**TO DO**
Take from the listing each line that has the string "value".

========================

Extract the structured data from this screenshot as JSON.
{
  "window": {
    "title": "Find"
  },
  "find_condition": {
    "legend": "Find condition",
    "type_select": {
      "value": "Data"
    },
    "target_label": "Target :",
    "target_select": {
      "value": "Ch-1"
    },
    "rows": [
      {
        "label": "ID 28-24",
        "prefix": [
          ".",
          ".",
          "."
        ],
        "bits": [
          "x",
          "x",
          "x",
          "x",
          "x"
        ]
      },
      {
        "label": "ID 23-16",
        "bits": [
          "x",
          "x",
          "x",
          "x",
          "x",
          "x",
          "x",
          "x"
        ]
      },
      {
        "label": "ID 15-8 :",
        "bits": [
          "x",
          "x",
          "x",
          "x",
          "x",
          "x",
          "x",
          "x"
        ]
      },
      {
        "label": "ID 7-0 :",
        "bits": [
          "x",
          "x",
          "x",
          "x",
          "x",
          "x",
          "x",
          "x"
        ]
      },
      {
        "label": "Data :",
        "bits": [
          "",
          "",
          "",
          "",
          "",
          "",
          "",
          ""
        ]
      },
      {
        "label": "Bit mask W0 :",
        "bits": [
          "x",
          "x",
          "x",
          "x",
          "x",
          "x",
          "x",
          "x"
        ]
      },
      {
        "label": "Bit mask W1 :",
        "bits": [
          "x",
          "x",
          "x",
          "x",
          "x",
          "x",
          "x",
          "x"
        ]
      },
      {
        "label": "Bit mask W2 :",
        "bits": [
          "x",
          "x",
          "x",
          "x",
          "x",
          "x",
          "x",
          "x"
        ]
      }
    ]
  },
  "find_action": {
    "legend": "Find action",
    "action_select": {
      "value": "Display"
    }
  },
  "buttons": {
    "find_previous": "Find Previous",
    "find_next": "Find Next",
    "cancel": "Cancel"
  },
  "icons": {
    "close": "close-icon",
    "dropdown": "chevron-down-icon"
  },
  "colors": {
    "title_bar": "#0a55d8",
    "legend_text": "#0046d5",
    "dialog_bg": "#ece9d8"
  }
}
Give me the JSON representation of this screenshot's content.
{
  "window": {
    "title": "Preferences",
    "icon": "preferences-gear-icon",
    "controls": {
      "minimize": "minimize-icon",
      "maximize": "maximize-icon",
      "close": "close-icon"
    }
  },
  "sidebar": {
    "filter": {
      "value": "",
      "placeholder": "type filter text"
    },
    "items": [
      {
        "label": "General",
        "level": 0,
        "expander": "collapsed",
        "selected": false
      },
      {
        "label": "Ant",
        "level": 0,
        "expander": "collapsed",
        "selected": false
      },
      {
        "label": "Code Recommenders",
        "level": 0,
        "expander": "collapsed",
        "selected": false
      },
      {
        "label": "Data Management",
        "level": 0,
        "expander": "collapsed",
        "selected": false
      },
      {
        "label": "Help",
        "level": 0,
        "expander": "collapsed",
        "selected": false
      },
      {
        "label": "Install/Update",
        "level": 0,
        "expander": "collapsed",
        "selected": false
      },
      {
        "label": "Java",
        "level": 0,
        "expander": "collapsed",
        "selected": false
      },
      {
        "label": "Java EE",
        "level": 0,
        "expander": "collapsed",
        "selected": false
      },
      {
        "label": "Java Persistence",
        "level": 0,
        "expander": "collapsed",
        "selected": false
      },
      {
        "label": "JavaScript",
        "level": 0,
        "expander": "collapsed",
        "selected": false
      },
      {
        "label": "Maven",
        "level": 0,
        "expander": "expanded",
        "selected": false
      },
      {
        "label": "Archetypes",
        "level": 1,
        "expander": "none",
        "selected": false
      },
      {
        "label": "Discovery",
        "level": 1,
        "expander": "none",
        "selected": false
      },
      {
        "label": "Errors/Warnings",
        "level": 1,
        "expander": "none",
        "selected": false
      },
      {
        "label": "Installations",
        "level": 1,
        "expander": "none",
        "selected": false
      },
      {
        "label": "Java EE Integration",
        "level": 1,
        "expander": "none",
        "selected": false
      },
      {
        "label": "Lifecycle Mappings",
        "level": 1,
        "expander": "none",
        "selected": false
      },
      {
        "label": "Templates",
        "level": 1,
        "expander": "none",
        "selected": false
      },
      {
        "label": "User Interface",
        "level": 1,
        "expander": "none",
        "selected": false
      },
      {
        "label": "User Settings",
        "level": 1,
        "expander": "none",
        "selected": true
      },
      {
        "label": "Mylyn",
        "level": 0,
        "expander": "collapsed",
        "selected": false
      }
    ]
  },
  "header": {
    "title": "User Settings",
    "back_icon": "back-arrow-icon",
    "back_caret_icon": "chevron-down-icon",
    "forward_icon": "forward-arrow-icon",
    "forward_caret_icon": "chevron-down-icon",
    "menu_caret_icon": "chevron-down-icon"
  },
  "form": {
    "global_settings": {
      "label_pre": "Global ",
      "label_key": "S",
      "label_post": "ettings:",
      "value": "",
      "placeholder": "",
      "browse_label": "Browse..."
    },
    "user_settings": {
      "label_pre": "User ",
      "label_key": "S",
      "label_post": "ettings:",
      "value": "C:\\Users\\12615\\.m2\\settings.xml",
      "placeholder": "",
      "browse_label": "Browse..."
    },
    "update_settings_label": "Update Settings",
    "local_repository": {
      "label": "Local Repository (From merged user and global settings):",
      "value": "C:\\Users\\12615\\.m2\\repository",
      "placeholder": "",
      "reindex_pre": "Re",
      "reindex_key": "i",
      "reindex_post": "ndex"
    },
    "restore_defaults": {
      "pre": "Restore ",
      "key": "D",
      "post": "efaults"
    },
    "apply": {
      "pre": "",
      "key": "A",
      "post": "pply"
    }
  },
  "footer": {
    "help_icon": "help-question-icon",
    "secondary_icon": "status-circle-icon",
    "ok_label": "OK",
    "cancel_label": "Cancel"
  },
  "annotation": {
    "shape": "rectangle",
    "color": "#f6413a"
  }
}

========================

**ANSWER SECTION**
      "value": "Data"
      "value": "Ch-1"
      "value": "Display"
      "value": "",
      "value": "",
      "value": "C:\\Users\\12615\\.m2\\settings.xml",
      "value": "C:\\Users\\12615\\.m2\\repository",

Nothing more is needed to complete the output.